*** Data to examine Section Begins ***

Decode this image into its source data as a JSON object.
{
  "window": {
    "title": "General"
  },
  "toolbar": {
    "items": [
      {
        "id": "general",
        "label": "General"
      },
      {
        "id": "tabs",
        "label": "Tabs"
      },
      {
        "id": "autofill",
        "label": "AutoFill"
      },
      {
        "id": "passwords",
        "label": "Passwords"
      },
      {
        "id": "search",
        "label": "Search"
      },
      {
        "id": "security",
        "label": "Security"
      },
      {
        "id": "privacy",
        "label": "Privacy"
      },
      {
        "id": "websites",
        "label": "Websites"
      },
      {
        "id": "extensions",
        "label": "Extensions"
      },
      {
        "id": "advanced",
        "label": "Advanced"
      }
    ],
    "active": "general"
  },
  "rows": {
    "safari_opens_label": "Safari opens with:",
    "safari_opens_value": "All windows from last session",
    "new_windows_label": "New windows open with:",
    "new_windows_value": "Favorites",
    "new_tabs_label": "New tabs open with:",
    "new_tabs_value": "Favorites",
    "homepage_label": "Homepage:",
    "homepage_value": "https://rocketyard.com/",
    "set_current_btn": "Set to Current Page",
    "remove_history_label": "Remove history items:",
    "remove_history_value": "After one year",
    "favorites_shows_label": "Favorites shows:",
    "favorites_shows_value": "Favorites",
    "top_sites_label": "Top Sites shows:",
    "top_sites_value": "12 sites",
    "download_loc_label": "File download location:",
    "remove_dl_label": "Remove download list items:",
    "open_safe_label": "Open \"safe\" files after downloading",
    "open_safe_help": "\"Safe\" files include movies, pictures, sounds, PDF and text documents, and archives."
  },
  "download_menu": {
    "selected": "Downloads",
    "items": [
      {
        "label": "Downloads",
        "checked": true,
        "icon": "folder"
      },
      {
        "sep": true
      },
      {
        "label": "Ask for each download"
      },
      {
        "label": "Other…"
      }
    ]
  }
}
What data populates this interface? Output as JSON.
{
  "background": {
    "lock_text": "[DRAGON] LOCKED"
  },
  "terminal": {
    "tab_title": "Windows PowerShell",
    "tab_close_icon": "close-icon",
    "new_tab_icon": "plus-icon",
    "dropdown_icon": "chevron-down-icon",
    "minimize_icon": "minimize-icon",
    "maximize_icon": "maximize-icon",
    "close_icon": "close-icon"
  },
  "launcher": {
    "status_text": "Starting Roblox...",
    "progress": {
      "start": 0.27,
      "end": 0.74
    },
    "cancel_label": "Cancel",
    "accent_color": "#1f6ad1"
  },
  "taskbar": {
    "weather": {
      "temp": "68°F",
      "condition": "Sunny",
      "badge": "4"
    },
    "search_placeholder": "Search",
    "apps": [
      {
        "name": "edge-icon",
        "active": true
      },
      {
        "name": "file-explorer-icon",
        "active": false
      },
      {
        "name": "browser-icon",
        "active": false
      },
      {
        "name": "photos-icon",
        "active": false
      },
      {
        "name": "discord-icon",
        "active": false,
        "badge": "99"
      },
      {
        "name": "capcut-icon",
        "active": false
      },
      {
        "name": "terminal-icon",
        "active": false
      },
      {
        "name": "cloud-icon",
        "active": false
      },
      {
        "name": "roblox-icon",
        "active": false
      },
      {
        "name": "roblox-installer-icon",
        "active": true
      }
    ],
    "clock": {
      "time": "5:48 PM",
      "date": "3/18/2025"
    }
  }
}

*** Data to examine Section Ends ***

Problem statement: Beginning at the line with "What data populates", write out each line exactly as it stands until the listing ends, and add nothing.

Solution to the exercise:
What data populates this interface? Output as JSON.
{
  "background": {
    "lock_text": "[DRAGON] LOCKED"
  },
  "terminal": {
    "tab_title": "Windows PowerShell",
    "tab_close_icon": "close-icon",
    "new_tab_icon": "plus-icon",
    "dropdown_icon": "chevron-down-icon",
    "minimize_icon": "minimize-icon",
    "maximize_icon": "maximize-icon",
    "close_icon": "close-icon"
  },
  "launcher": {
    "status_text": "Starting Roblox...",
    "progress": {
      "start": 0.27,
      "end": 0.74
    },
    "cancel_label": "Cancel",
    "accent_color": "#1f6ad1"
  },
  "taskbar": {
    "weather": {
      "temp": "68°F",
      "condition": "Sunny",
      "badge": "4"
    },
    "search_placeholder": "Search",
    "apps": [
      {
        "name": "edge-icon",
        "active": true
      },
      {
        "name": "file-explorer-icon",
        "active": false
      },
      {
        "name": "browser-icon",
        "active": false
      },
      {
        "name": "photos-icon",
        "active": false
      },
      {
        "name": "discord-icon",
        "active": false,
        "badge": "99"
      },
      {
        "name": "capcut-icon",
        "active": false
      },
      {
        "name": "terminal-icon",
        "active": false
      },
      {
        "name": "cloud-icon",
        "active": false
      },
      {
        "name": "roblox-icon",
        "active": false
      },
      {
        "name": "roblox-installer-icon",
        "active": true
      }
    ],
    "clock": {
      "time": "5:48 PM",
      "date": "3/18/2025"
    }
  }
}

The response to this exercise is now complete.